*** Opening Data for this exercise ***

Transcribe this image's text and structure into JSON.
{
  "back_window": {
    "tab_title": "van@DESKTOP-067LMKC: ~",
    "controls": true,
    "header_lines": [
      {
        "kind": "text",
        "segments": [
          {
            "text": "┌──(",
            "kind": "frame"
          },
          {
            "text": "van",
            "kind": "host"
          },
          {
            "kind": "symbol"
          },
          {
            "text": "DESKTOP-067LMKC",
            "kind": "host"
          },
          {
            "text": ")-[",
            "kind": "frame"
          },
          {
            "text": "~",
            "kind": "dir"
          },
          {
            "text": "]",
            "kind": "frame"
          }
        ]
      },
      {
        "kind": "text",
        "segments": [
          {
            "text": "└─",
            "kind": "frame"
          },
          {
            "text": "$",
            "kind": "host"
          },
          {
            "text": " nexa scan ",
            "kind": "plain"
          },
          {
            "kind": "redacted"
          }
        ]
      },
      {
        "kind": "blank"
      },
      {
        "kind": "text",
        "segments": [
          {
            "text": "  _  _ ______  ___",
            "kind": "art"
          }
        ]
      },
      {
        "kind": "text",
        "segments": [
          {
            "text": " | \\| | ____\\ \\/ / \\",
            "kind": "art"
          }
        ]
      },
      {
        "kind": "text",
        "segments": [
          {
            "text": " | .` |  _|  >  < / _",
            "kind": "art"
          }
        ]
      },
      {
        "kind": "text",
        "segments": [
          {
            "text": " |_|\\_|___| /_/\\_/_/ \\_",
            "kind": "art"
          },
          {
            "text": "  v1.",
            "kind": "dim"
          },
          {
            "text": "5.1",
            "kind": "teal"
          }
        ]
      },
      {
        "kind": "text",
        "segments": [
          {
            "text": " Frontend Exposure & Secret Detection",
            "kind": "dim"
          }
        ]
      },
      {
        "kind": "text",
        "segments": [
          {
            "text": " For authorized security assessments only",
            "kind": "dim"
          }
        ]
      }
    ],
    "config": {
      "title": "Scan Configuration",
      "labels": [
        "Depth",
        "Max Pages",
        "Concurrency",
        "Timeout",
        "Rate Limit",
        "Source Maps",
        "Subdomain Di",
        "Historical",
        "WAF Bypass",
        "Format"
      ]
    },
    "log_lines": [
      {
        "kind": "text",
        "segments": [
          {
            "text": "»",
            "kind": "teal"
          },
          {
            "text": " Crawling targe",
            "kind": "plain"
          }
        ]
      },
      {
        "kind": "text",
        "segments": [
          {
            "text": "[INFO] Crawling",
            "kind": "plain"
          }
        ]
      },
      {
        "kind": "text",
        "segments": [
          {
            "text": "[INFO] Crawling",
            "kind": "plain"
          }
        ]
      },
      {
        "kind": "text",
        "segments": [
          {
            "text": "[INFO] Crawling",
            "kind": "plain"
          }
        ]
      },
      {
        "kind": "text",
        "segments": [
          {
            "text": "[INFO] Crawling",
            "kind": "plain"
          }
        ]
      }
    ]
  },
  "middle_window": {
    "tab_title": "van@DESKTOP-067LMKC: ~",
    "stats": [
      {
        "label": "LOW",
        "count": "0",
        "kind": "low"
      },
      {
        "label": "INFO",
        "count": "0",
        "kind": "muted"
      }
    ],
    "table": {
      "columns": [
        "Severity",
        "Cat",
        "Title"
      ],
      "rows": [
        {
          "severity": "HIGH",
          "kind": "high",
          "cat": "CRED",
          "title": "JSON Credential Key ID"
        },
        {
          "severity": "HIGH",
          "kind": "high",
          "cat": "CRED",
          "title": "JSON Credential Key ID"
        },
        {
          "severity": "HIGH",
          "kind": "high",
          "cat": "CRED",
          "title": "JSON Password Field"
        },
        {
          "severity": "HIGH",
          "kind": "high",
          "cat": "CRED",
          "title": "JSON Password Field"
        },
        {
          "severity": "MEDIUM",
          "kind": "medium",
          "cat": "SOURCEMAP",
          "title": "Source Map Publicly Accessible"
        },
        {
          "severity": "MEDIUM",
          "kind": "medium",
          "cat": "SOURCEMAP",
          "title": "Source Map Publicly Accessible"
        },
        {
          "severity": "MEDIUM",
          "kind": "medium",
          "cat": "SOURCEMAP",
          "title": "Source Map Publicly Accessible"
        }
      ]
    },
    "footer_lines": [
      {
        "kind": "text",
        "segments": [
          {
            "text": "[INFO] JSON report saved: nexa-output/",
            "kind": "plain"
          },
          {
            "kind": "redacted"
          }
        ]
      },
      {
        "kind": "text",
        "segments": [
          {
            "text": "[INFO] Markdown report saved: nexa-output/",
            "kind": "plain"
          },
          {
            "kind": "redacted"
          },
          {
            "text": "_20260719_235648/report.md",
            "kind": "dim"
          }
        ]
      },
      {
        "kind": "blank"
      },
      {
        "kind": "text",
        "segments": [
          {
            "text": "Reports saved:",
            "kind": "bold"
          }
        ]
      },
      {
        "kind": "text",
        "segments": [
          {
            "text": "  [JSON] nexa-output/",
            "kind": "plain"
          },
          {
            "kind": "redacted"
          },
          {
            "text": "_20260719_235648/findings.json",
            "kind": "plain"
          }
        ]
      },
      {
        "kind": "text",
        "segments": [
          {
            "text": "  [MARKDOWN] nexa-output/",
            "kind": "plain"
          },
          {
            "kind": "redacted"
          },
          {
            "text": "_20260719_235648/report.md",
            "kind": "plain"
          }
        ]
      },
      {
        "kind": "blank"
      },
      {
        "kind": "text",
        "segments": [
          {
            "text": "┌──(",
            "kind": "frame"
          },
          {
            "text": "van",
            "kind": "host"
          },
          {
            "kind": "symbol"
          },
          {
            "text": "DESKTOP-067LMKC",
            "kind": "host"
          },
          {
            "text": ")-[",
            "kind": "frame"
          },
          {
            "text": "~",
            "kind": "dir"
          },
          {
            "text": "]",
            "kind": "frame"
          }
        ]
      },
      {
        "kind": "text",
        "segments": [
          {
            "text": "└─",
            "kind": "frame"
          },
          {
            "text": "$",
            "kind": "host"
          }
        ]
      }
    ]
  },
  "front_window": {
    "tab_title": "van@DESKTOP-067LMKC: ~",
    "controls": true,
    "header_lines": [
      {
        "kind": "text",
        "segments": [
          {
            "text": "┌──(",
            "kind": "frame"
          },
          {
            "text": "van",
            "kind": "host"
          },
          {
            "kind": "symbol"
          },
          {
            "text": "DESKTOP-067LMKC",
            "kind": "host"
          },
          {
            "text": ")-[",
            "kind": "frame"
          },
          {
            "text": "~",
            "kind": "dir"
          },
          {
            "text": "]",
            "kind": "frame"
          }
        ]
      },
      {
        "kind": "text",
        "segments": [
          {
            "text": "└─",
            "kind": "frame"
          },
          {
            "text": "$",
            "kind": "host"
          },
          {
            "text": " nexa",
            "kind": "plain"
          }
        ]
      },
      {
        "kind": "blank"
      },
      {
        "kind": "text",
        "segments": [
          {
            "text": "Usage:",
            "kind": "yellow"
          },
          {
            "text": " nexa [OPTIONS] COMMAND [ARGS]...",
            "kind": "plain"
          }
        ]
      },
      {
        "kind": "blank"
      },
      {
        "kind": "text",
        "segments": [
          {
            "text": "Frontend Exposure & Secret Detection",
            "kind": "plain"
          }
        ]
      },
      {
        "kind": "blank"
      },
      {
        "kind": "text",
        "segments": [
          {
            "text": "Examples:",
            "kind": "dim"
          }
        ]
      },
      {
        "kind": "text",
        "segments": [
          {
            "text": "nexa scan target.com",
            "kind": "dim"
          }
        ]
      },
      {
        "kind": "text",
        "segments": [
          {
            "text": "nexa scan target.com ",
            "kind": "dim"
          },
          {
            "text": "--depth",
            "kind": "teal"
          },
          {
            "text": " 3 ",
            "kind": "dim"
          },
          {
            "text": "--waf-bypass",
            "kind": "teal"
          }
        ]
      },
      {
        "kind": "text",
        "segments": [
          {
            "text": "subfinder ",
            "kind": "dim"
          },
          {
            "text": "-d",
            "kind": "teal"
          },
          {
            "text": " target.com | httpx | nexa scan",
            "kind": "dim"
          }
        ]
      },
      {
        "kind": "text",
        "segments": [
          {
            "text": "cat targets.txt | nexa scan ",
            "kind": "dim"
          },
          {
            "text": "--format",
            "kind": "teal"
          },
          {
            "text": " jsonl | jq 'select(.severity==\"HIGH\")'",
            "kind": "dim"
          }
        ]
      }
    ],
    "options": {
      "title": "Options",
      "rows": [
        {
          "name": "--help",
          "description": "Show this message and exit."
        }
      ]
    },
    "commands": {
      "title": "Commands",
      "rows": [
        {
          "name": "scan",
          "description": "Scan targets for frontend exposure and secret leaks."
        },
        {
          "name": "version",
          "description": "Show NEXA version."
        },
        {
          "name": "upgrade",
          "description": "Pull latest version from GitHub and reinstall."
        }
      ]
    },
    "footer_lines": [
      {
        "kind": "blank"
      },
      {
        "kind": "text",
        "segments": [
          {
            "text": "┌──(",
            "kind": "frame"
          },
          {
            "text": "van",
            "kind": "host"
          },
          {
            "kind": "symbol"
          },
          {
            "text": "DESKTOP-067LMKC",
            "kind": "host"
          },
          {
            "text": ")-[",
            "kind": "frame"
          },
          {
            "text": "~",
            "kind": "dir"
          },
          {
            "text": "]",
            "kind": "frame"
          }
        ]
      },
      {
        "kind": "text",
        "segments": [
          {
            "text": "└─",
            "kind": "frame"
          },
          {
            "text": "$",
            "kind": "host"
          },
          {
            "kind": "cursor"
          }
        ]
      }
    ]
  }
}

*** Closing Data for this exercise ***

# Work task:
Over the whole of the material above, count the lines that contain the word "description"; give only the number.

# Answer box:
4